**** Given data ****
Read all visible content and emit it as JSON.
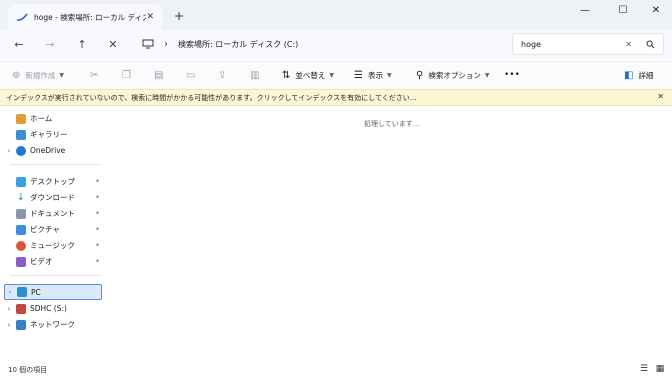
{
  "window": {
    "tab_title": "hoge - 検索場所: ローカル ディスク (C:)",
    "tab_close": "✕",
    "new_tab": "+",
    "minimize": "—",
    "maximize": "☐",
    "close": "✕"
  },
  "nav": {
    "back": "←",
    "forward": "→",
    "up": "↑",
    "cancel": "✕",
    "breadcrumb_sep": "›",
    "address": "検索場所: ローカル ディスク (C:)"
  },
  "search": {
    "value": "hoge",
    "clear": "✕"
  },
  "toolbar": {
    "new_label": "新規作成",
    "sort_label": "並べ替え",
    "view_label": "表示",
    "search_options_label": "検索オプション",
    "more": "•••",
    "details_label": "詳細"
  },
  "infobar": {
    "message": "インデックスが実行されていないので、検索に時間がかかる可能性があります。クリックしてインデックスを有効にしてください...",
    "close": "✕"
  },
  "sidebar": {
    "items": [
      {
        "label": "ホーム"
      },
      {
        "label": "ギャラリー"
      },
      {
        "label": "OneDrive"
      },
      {
        "label": "デスクトップ"
      },
      {
        "label": "ダウンロード"
      },
      {
        "label": "ドキュメント"
      },
      {
        "label": "ピクチャ"
      },
      {
        "label": "ミュージック"
      },
      {
        "label": "ビデオ"
      },
      {
        "label": "PC"
      },
      {
        "label": "SDHC (S:)"
      },
      {
        "label": "ネットワーク"
      }
    ]
  },
  "content": {
    "status": "処理しています..."
  },
  "statusbar": {
    "count": "10 個の項目"
  },
  "colors": {
    "accent": "#5b8fd0",
    "infobar_bg": "#fbf7d5",
    "selection_bg": "#dbe9f8"
  }
}
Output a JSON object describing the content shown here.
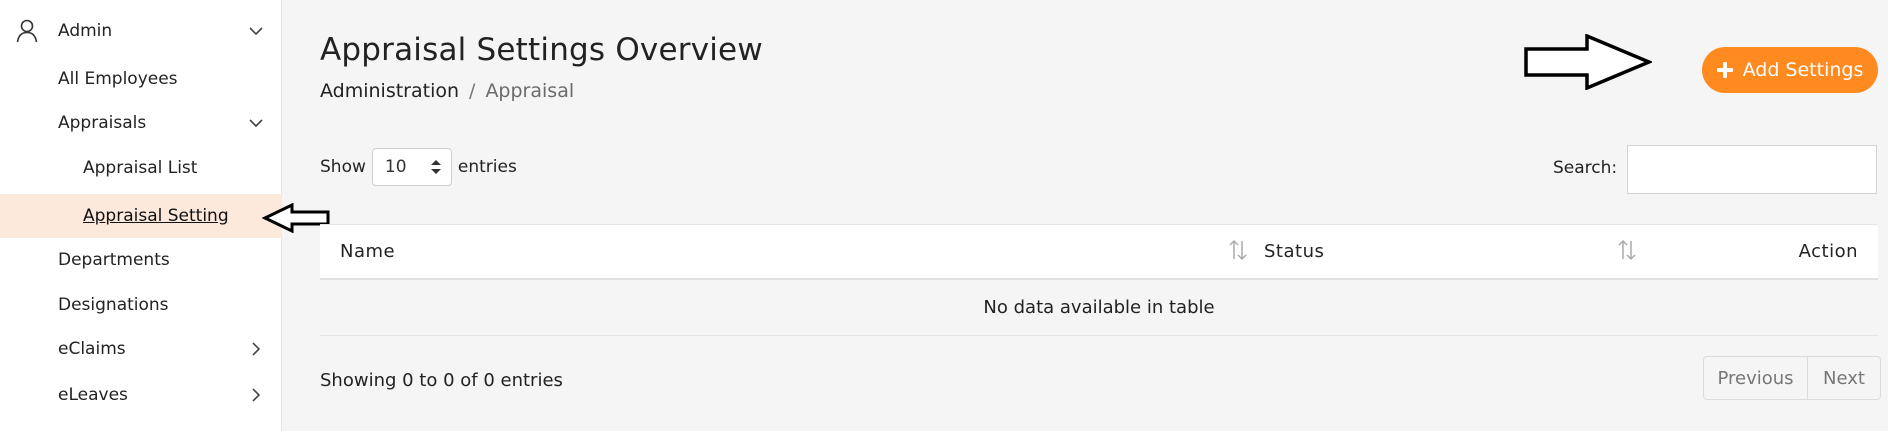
{
  "sidebar": {
    "admin_label": "Admin",
    "items": [
      {
        "label": "All Employees"
      },
      {
        "label": "Appraisals"
      },
      {
        "label": "Appraisal List"
      },
      {
        "label": "Appraisal Setting"
      },
      {
        "label": "Departments"
      },
      {
        "label": "Designations"
      },
      {
        "label": "eClaims"
      },
      {
        "label": "eLeaves"
      }
    ]
  },
  "header": {
    "title": "Appraisal Settings Overview",
    "breadcrumb": {
      "first": "Administration",
      "separator": "/",
      "current": "Appraisal"
    },
    "add_button_label": "Add Settings"
  },
  "table_controls": {
    "show_label": "Show",
    "entries_value": "10",
    "entries_label": "entries",
    "search_label": "Search:",
    "search_value": ""
  },
  "table": {
    "columns": [
      "Name",
      "Status",
      "Action"
    ],
    "empty_message": "No data available in table"
  },
  "footer": {
    "showing_text": "Showing 0 to 0 of 0 entries",
    "previous_label": "Previous",
    "next_label": "Next"
  },
  "colors": {
    "accent": "#ff8a1f",
    "active_item_bg": "#fde9dc"
  }
}
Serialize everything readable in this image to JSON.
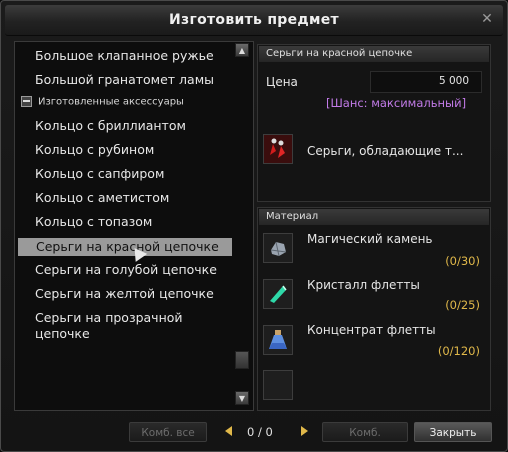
{
  "window": {
    "title": "Изготовить предмет",
    "close_glyph": "✕"
  },
  "list": {
    "items": [
      {
        "type": "item",
        "label": "Большое клапанное ружье"
      },
      {
        "type": "item",
        "label": "Большой гранатомет ламы"
      },
      {
        "type": "group",
        "label": "Изготовленные аксессуары"
      },
      {
        "type": "item",
        "label": "Кольцо с бриллиантом"
      },
      {
        "type": "item",
        "label": "Кольцо с рубином"
      },
      {
        "type": "item",
        "label": "Кольцо с сапфиром"
      },
      {
        "type": "item",
        "label": "Кольцо с аметистом"
      },
      {
        "type": "item",
        "label": "Кольцо с топазом"
      },
      {
        "type": "item",
        "label": "Серьги на красной цепочке",
        "selected": true
      },
      {
        "type": "item",
        "label": "Серьги на голубой цепочке"
      },
      {
        "type": "item",
        "label": "Серьги на желтой цепочке"
      },
      {
        "type": "item",
        "label": "Серьги на прозрачной"
      },
      {
        "type": "item",
        "label": "цепочке"
      }
    ],
    "scroll_up": "▲",
    "scroll_down": "▼"
  },
  "detail": {
    "header": "Серьги на красной цепочке",
    "price_label": "Цена",
    "price_value": "5 000",
    "chance": "[Шанс: максимальный]",
    "chance_color": "#c27be8",
    "result_name": "Серьги, обладающие т..."
  },
  "materials": {
    "header": "Материал",
    "count_color": "#e0b84a",
    "items": [
      {
        "name": "Магический камень",
        "count": "(0/30)",
        "icon": "magic-stone-icon"
      },
      {
        "name": "Кристалл флетты",
        "count": "(0/25)",
        "icon": "fletta-crystal-icon"
      },
      {
        "name": "Концентрат флетты",
        "count": "(0/120)",
        "icon": "fletta-concentrate-icon"
      }
    ]
  },
  "footer": {
    "combine_all": "Комб. все",
    "page": "0 / 0",
    "combine": "Комб.",
    "close": "Закрыть"
  }
}
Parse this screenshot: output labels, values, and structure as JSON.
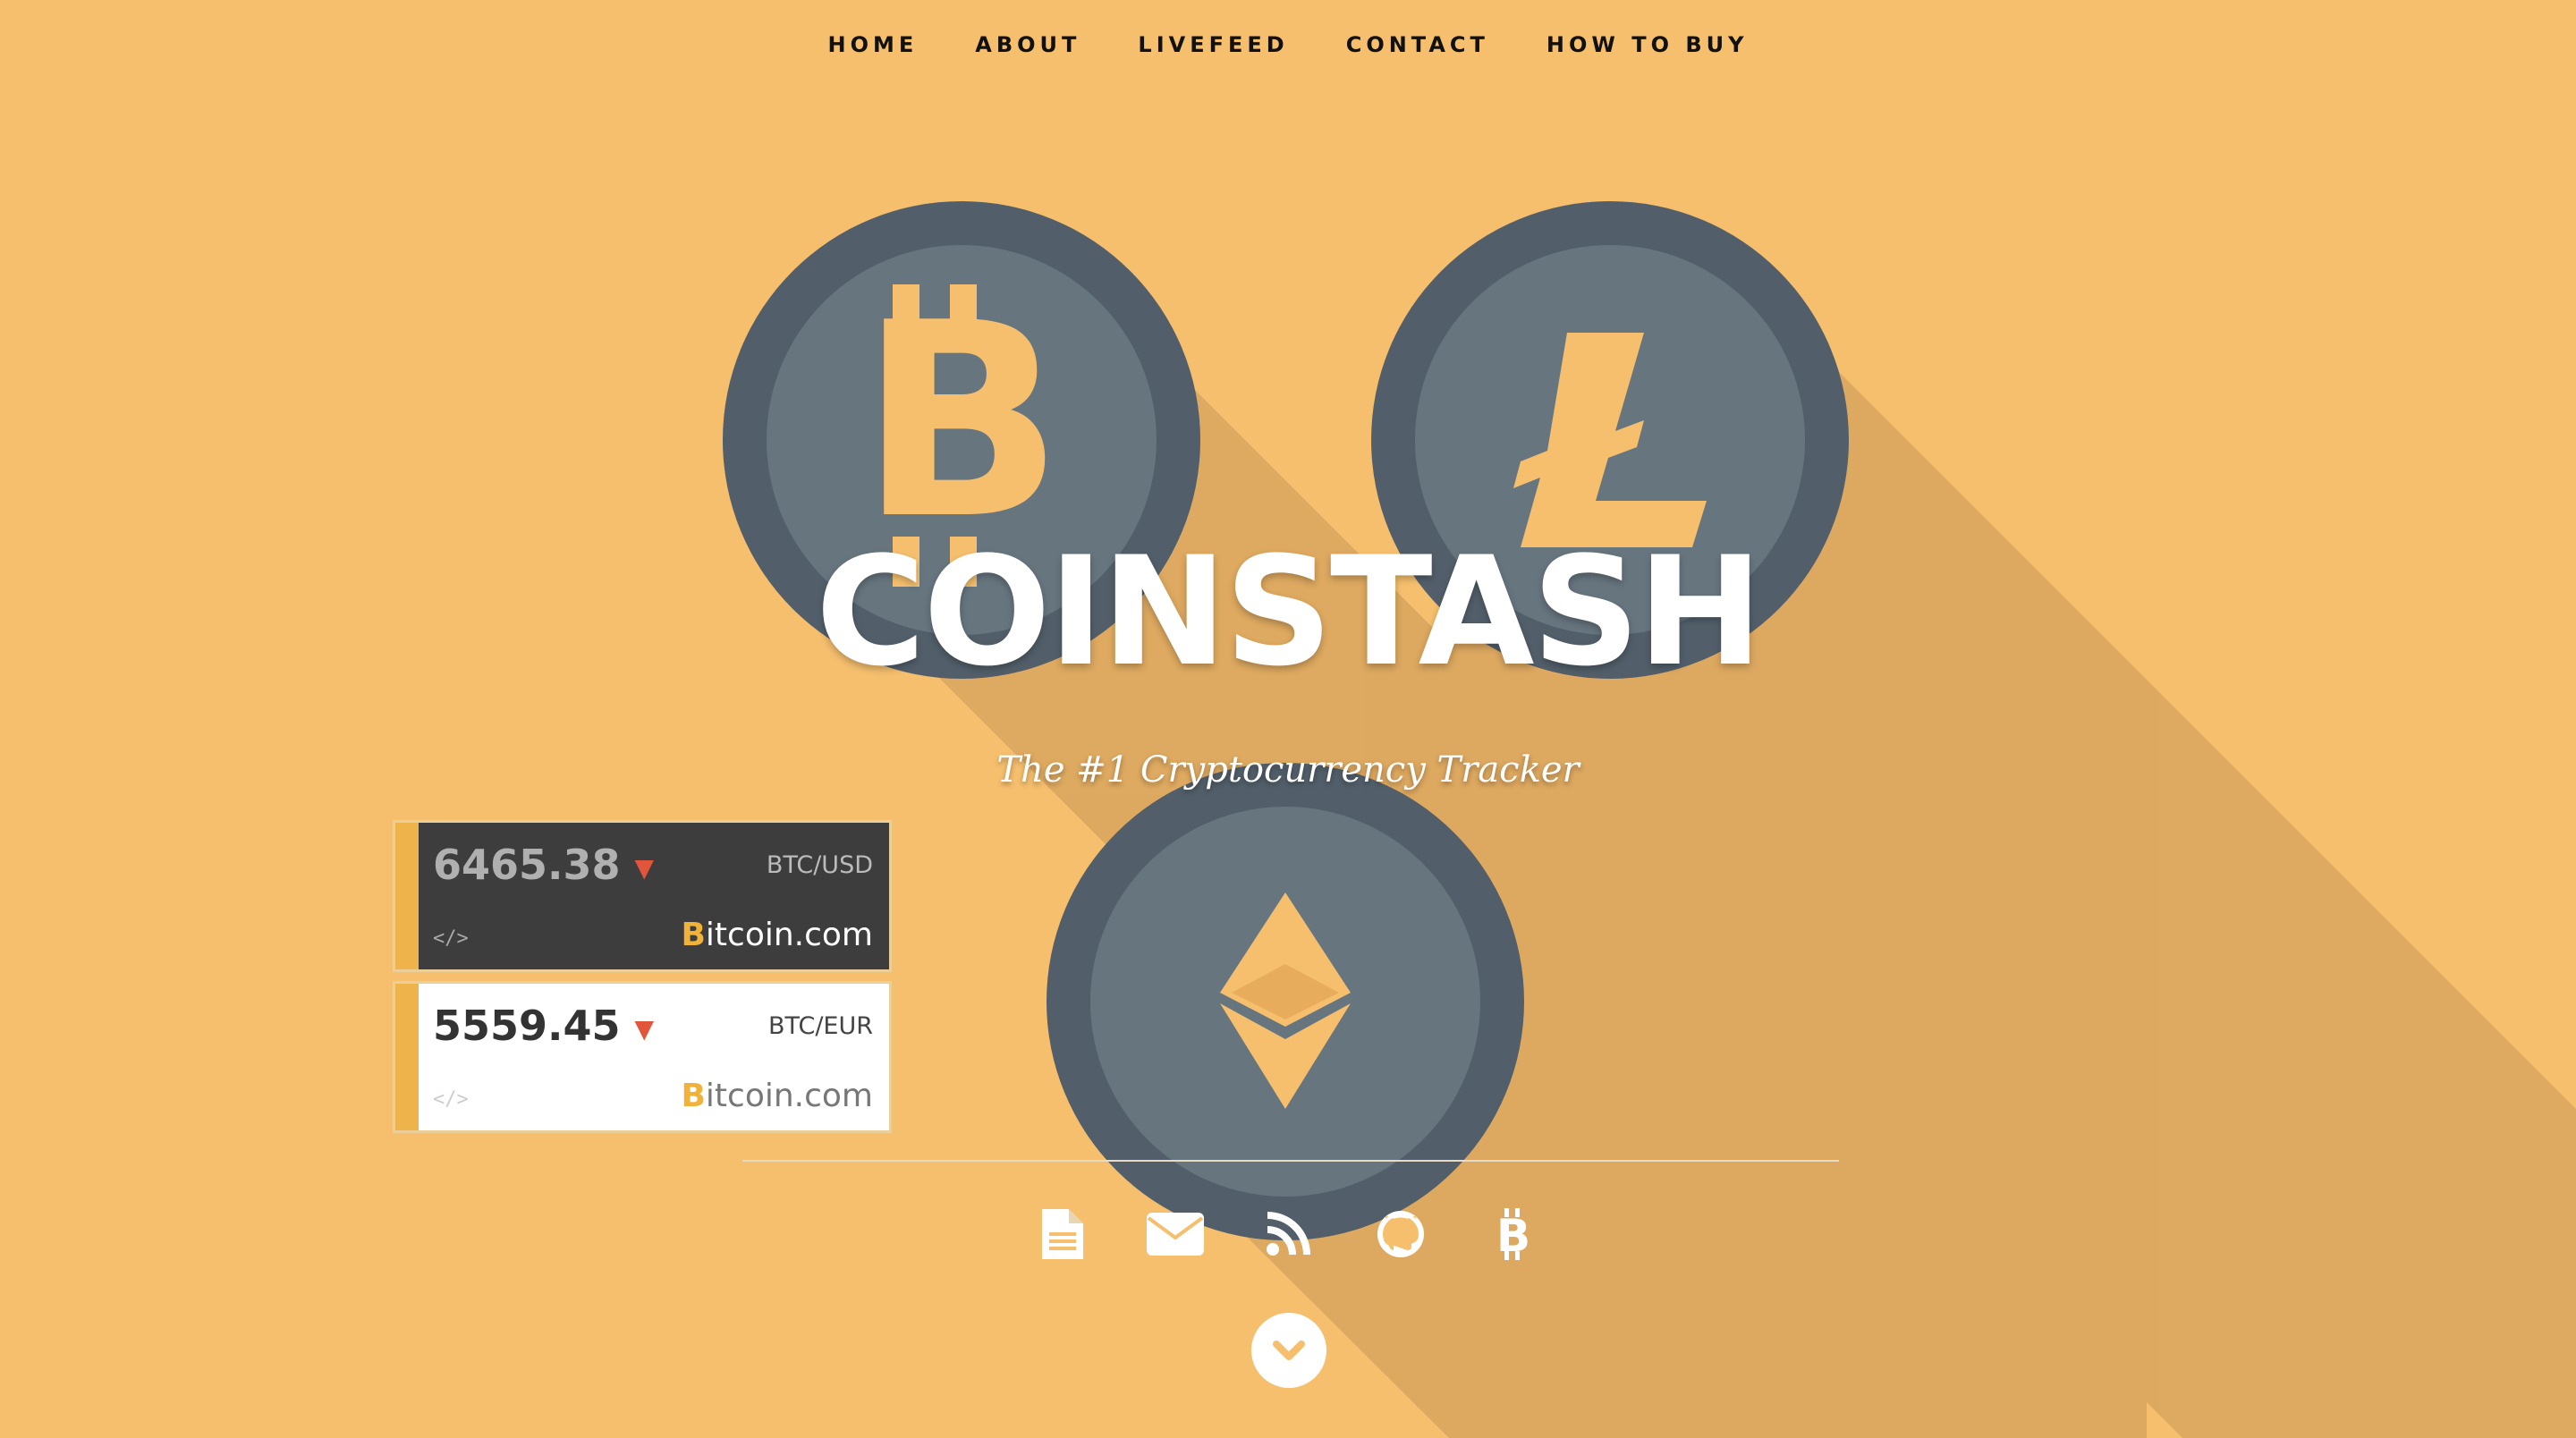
{
  "nav": {
    "items": [
      "HOME",
      "ABOUT",
      "LIVEFEED",
      "CONTACT",
      "HOW TO BUY"
    ]
  },
  "hero": {
    "title": "COINSTASH",
    "subtitle": "The #1 Cryptocurrency Tracker"
  },
  "widgets": [
    {
      "price": "6465.38",
      "pair": "BTC/USD",
      "code": "</>",
      "brand_b": "B",
      "brand_rest": "itcoin.com",
      "trend": "down"
    },
    {
      "price": "5559.45",
      "pair": "BTC/EUR",
      "code": "</>",
      "brand_b": "B",
      "brand_rest": "itcoin.com",
      "trend": "down"
    }
  ],
  "social": [
    "document-icon",
    "envelope-icon",
    "rss-icon",
    "github-icon",
    "bitcoin-icon"
  ],
  "colors": {
    "background": "#f5bf6e",
    "coin_outer": "#525f6a",
    "coin_inner": "#67757f",
    "coin_symbol": "#f5bf6e",
    "shadow": "#d9a55e",
    "accent_bar": "#efb34c",
    "down_arrow": "#e0553b"
  }
}
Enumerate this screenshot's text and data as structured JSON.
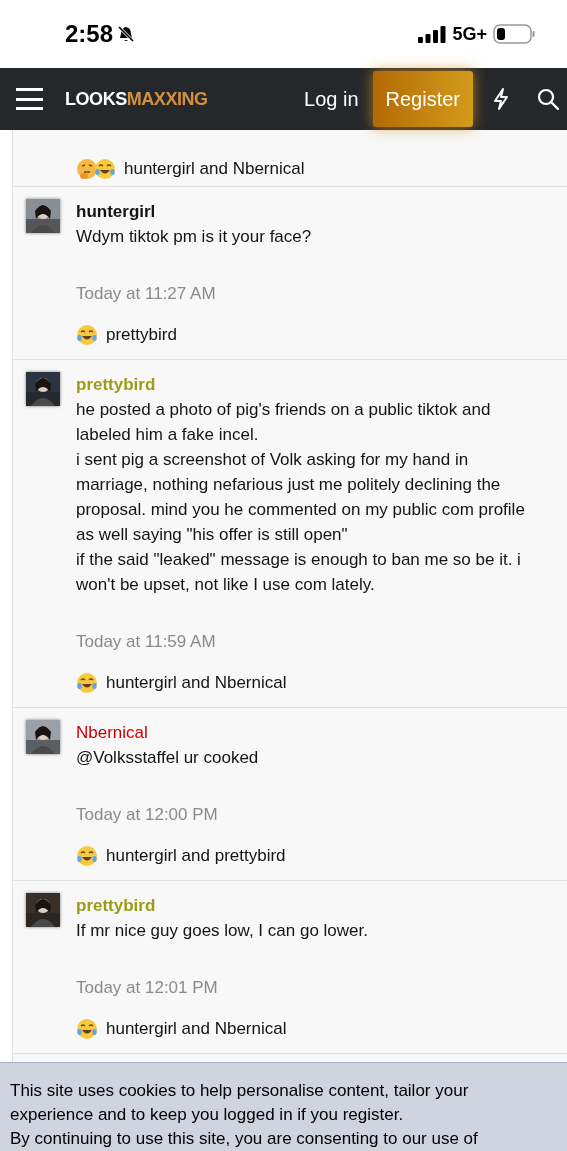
{
  "status_bar": {
    "time": "2:58",
    "network": "5G+"
  },
  "header": {
    "logo": [
      "LOOKS",
      "MAXXING"
    ],
    "login": "Log in",
    "register": "Register"
  },
  "posts": [
    {
      "kind": "partial",
      "reactions": {
        "emojis": [
          {
            "kind": "thinking"
          },
          {
            "kind": "laughing"
          }
        ],
        "text": "huntergirl and Nbernical"
      }
    },
    {
      "kind": "full",
      "author": "huntergirl",
      "author_bold": true,
      "color": "#141414",
      "lines": [
        "Wdym tiktok pm is it your face?"
      ],
      "time": "Today at 11:27 AM",
      "reactions": {
        "emojis": [
          {
            "kind": "laughing"
          }
        ],
        "text": "prettybird"
      }
    },
    {
      "kind": "full",
      "author": "prettybird",
      "author_bold": true,
      "color": "#9c9c16",
      "lines": [
        "he posted a photo of pig's friends on a public tiktok and labeled him a fake incel.",
        "i sent pig a screenshot of Volk asking for my hand in marriage, nothing nefarious just me politely declining the proposal. mind you he commented on my public com profile as well saying \"his offer is still open\"",
        "if the said \"leaked\" message is enough to ban me so be it. i won't be upset, not like I use com lately."
      ],
      "time": "Today at 11:59 AM",
      "reactions": {
        "emojis": [
          {
            "kind": "laughing"
          }
        ],
        "text": "huntergirl and Nbernical"
      }
    },
    {
      "kind": "full",
      "author": "Nbernical",
      "author_bold": false,
      "color": "#cc0000",
      "lines": [
        "@Volksstaffel ur cooked"
      ],
      "time": "Today at 12:00 PM",
      "reactions": {
        "emojis": [
          {
            "kind": "laughing"
          }
        ],
        "text": "huntergirl and prettybird"
      }
    },
    {
      "kind": "full",
      "author": "prettybird",
      "author_bold": true,
      "color": "#9c9c16",
      "lines": [
        "If mr nice guy goes low, I can go lower."
      ],
      "time": "Today at 12:01 PM",
      "reactions": {
        "emojis": [
          {
            "kind": "laughing"
          }
        ],
        "text": "huntergirl and Nbernical"
      }
    }
  ],
  "cookie_notice": [
    "This site uses cookies to help personalise content, tailor your experience and to keep you logged in if you register.",
    "By continuing to use this site, you are consenting to our use of"
  ]
}
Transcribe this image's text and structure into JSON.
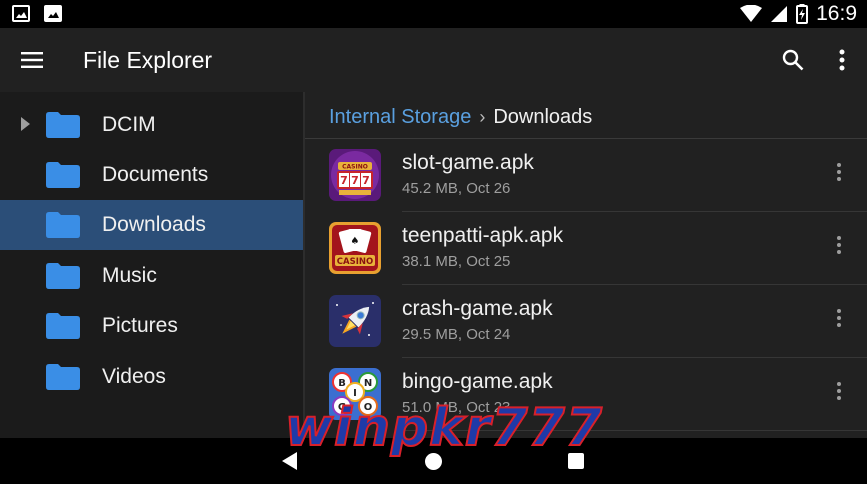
{
  "status_bar": {
    "time": "16:9",
    "icons": [
      "image-icon",
      "image-filled-icon",
      "wifi-icon",
      "signal-icon",
      "battery-icon"
    ]
  },
  "app_bar": {
    "title": "File Explorer",
    "icons": [
      "menu-icon",
      "search-icon",
      "more-vert-icon"
    ]
  },
  "sidebar": {
    "items": [
      {
        "label": "DCIM",
        "active": false,
        "expandable": true
      },
      {
        "label": "Documents",
        "active": false
      },
      {
        "label": "Downloads",
        "active": true
      },
      {
        "label": "Music",
        "active": false
      },
      {
        "label": "Pictures",
        "active": false
      },
      {
        "label": "Videos",
        "active": false
      }
    ],
    "folder_color": "#3a8ee6",
    "active_color": "#2b4e78"
  },
  "breadcrumb": {
    "root": "Internal Storage",
    "separator": "›",
    "current": "Downloads"
  },
  "files": [
    {
      "name": "slot-game.apk",
      "meta": "45.2 MB, Oct 26",
      "icon": "casino-slot-icon"
    },
    {
      "name": "teenpatti-apk.apk",
      "meta": "38.1 MB, Oct 25",
      "icon": "casino-cards-icon"
    },
    {
      "name": "crash-game.apk",
      "meta": "29.5 MB, Oct 24",
      "icon": "rocket-icon"
    },
    {
      "name": "bingo-game.apk",
      "meta": "51.0 MB, Oct 23",
      "icon": "bingo-balls-icon"
    }
  ],
  "watermark": "winpkr777",
  "nav_bar": {
    "icons": [
      "back-icon",
      "home-icon",
      "recents-icon"
    ]
  }
}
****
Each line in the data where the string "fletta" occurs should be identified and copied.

        "icon": "fletta-crystal-icon"
        "icon": "fletta-concentrate-icon"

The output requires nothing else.